My friend José Antonio Belo, the editor of one of Timor’s most influential newspapers, was in 1999 a former student activist and guerilla turned journalist. After the referendum, he sought sanctuary at the United Nations compound in Dili, along with some 3000 other Timorese. When Indonesian troops besieged the compound, the UN announced it would evacuate all foreigners. Belo fled into the hills behind the compound. He survived and even came back down through the gunfire to deliver me tapes for Associated Press from Max Stahl, who was filming up there. Belo implored me to go back with him up the hill as he believed the UN would abandon Timor-Leste, which, in effect, it did.
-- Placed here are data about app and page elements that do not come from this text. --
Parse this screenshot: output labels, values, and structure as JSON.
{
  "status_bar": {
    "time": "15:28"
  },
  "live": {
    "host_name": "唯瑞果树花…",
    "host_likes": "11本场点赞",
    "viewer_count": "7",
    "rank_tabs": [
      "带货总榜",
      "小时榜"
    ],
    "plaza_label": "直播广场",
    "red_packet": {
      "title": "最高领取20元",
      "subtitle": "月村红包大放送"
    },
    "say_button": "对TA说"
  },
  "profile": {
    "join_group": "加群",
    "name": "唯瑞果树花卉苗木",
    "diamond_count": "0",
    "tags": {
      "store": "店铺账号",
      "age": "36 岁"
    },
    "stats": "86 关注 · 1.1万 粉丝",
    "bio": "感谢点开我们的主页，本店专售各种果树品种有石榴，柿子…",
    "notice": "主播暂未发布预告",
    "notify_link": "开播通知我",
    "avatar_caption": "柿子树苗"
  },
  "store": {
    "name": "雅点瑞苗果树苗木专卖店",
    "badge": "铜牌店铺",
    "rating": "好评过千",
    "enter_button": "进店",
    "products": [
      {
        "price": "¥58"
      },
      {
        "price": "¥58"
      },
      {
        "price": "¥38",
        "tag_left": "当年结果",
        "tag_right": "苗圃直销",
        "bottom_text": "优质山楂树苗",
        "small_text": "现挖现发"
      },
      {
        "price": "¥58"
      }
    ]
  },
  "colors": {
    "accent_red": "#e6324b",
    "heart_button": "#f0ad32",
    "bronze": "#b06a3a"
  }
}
The Howard government eventually struck a deal to temporarily offer refuge to a few hundred Timorese who had worked for the UN. But this deal also gave Indonesia exactly what it wanted: the freedom to take and to kill without any witnesses who could hold them to account.
Estimates suggest between 100,000 and 300,000 Timorese died during the Indonesian occupation of their country. It was a decimation. Life is still hard for most people in Timor-Leste. Outside the hotels in the centre of town, which charge $US100 a night, there is no reliable clean running water, no hot water, intermittent electricity and expensive and unreliable communications. There is a massive youth unemployment problem, which leads to crime and other social problems. Healthcare remains under-resourced and child deaths from preventable diseases are common.
Generally, though, there is a certain discipline that has come out of the independence struggle. The universality of the shared trauma of that time binds those survivors together and makes the nation unique and strong. Everyone lost somebody; everyone lived in fear of the Indonesian military and knew the terror of the night when they would come. People were “disappeared”, others shot on the street in broad daylight. Australia’s inaction has not been forgotten. I remember an Australian editor saying to me back in 1998 when I tried to file a report on two Timorese deaths, both shooting victims of the Indonesian military, one fewer than five metres away from me: “If you don’t have more than 10, we are not interested.”
This article was first published in the print edition of The Saturday Paper on Sep 14, 2019 as "Fatal inaction". Subscribe here.